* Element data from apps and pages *
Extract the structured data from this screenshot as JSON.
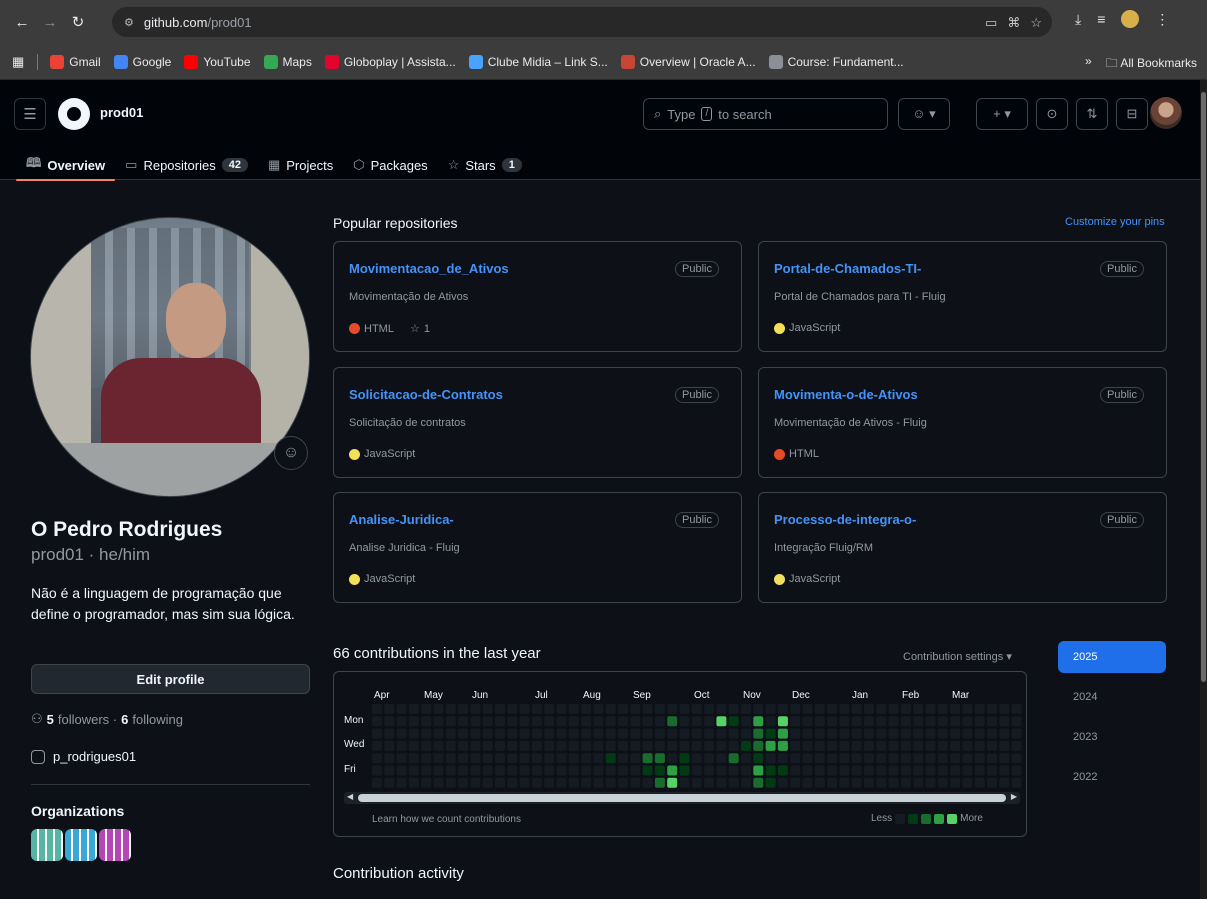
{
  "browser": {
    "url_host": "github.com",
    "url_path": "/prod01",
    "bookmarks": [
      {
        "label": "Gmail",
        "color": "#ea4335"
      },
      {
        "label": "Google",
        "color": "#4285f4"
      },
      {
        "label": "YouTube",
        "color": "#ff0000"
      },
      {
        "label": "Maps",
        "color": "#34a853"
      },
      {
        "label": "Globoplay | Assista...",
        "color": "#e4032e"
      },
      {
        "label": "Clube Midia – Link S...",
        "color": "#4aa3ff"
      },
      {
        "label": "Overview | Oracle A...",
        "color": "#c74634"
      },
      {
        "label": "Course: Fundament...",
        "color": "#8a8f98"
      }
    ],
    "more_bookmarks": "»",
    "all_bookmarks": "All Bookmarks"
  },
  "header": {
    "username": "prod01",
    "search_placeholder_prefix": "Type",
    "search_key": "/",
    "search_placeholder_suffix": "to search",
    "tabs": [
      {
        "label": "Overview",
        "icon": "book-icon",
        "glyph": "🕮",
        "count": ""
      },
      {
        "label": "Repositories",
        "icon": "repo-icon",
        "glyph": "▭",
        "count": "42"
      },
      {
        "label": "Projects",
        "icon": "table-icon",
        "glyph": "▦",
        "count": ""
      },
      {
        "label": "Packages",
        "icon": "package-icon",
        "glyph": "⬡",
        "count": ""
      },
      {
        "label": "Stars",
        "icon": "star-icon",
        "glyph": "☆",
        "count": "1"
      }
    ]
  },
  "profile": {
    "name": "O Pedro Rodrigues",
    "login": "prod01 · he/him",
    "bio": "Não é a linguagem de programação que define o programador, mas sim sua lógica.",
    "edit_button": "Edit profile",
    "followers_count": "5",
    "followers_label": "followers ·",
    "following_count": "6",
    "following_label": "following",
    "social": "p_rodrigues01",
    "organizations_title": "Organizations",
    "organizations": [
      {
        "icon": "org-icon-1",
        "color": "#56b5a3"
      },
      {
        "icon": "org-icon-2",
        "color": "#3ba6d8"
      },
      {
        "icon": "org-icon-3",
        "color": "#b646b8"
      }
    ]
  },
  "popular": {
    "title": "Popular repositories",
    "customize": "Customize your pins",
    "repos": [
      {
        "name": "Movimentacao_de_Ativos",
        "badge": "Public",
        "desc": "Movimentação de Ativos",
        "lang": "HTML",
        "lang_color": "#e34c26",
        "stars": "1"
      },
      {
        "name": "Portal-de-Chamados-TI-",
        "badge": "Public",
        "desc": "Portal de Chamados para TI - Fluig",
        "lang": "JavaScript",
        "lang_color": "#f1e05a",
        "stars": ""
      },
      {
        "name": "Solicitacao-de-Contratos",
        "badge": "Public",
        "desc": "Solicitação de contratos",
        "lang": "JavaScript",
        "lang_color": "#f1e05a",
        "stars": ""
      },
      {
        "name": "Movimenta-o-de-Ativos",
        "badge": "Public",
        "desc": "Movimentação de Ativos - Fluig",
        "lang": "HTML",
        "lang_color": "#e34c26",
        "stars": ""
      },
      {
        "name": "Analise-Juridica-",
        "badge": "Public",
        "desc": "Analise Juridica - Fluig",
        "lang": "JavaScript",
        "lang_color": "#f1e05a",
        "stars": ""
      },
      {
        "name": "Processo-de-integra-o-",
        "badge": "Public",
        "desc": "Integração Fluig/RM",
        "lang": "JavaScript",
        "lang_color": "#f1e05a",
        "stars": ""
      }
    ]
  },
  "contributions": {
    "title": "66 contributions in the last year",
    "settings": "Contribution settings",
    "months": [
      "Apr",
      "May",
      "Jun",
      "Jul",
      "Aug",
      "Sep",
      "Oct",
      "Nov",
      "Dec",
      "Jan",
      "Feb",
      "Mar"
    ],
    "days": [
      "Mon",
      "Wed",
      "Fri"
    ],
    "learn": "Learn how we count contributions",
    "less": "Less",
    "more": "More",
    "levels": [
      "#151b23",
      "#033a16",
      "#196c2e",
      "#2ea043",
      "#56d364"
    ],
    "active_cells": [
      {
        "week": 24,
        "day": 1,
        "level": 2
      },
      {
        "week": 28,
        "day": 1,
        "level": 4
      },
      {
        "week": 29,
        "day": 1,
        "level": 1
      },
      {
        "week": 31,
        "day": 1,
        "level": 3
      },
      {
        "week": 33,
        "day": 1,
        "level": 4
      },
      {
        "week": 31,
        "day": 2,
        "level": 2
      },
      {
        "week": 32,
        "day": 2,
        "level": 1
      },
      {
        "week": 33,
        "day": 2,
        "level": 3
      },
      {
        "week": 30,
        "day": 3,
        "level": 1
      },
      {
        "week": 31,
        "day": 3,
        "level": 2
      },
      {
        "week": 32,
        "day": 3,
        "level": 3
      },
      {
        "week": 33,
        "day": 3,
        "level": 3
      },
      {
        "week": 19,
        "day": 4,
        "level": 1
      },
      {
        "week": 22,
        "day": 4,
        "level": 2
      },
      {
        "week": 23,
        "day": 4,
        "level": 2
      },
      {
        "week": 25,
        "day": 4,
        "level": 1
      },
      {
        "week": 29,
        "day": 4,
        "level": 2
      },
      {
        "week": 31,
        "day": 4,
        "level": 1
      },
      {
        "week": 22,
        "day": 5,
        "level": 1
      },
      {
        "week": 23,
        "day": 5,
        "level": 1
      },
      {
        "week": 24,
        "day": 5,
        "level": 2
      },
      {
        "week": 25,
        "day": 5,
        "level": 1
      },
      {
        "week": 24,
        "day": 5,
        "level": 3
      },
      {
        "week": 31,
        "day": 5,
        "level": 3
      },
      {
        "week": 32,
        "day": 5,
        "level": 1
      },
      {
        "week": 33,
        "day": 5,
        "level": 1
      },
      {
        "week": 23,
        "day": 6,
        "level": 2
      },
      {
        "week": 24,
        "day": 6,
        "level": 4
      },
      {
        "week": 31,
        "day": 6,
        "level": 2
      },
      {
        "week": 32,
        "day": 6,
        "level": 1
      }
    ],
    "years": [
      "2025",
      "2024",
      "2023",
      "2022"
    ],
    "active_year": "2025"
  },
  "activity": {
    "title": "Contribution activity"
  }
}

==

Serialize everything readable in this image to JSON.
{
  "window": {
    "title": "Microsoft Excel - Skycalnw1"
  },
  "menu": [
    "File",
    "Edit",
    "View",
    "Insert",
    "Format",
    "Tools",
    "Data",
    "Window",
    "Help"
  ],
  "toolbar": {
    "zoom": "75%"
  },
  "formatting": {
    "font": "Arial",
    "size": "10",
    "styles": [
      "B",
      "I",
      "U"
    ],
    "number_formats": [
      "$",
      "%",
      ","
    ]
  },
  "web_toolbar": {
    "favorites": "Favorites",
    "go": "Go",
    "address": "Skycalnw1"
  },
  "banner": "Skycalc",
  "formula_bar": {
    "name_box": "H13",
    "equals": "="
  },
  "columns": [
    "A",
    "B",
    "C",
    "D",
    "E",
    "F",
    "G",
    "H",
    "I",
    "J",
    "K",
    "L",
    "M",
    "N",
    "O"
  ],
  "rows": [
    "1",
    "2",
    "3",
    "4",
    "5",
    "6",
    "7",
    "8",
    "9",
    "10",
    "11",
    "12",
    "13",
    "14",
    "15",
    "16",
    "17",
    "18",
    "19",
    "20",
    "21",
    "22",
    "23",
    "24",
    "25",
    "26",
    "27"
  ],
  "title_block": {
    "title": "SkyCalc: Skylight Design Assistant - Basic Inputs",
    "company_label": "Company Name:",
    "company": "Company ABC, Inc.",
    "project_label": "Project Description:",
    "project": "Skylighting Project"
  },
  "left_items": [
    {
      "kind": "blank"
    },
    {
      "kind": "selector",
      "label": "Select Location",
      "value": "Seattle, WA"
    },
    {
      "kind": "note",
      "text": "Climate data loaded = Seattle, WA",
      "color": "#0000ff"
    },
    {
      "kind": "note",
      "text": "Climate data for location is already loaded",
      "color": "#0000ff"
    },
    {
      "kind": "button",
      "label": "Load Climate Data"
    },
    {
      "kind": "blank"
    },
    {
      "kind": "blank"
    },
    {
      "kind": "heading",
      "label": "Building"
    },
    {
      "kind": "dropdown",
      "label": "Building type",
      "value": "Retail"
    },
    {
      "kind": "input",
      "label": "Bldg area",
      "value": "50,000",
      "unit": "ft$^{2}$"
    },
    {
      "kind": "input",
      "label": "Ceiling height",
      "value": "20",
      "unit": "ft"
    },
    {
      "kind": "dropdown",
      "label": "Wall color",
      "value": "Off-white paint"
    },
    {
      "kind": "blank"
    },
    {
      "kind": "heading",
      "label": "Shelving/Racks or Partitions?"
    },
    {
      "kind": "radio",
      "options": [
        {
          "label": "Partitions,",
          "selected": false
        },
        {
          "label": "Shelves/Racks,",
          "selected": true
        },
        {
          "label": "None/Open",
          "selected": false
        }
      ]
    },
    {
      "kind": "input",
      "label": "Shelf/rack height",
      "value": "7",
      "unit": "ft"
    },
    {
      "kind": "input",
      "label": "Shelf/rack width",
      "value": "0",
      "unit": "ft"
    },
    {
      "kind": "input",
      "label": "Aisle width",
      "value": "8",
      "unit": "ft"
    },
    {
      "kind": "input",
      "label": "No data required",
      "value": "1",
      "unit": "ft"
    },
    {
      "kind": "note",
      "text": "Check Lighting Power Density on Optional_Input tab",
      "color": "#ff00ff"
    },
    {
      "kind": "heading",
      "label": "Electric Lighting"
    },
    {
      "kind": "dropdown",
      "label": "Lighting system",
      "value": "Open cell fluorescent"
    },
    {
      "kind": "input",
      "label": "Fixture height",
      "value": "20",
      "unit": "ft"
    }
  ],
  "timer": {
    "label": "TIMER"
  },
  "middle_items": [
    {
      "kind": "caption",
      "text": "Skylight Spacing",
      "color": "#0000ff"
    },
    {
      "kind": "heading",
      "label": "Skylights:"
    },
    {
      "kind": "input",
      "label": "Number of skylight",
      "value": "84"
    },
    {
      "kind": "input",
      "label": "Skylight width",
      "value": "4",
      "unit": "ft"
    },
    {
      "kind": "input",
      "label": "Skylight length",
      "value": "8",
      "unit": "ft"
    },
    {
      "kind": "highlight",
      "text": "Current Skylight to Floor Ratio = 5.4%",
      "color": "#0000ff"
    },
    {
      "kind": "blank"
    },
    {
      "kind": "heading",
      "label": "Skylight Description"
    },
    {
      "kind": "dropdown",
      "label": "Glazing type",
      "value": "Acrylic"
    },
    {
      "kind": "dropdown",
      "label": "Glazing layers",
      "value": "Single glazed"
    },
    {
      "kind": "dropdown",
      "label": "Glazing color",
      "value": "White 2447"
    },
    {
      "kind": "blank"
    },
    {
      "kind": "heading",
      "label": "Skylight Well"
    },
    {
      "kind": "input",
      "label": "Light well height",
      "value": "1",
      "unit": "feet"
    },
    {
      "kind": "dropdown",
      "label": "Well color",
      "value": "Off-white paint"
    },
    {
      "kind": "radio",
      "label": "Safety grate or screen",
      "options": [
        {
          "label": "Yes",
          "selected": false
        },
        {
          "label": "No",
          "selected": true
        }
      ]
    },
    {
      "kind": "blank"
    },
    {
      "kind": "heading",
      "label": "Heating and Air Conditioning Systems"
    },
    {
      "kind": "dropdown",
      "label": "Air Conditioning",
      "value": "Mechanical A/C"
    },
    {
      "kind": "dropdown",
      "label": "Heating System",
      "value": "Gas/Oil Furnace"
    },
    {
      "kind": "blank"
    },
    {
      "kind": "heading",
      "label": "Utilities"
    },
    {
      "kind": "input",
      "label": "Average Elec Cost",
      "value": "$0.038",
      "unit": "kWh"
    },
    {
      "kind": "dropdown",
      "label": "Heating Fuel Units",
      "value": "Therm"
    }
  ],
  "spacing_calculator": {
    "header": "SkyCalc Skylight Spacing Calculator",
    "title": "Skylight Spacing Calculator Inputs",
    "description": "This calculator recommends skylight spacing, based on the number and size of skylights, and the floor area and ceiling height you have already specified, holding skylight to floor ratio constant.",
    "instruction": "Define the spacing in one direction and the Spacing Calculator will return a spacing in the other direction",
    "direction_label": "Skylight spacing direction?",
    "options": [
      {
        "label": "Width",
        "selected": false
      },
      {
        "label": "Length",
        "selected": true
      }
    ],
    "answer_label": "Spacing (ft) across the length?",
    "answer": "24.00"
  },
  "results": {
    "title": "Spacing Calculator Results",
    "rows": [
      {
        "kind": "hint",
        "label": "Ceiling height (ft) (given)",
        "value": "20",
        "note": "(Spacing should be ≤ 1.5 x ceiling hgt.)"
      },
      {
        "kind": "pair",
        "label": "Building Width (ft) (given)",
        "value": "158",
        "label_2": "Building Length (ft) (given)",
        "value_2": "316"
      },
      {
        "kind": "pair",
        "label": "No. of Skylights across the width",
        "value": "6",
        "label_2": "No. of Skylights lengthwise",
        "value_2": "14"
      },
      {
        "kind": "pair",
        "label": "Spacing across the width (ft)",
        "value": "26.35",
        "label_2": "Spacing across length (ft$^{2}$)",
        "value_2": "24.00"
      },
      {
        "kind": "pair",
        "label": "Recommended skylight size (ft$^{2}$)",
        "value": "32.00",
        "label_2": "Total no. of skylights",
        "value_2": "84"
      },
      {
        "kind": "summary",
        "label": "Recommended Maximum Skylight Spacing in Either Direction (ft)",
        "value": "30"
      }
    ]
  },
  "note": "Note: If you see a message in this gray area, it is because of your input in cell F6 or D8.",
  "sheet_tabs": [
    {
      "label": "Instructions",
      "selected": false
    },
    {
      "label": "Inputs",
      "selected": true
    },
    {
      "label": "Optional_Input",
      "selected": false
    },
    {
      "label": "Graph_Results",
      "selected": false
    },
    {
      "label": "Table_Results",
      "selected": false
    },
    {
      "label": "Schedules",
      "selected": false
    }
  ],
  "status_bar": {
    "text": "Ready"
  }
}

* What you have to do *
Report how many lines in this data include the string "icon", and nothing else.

* Solution to this problem *
8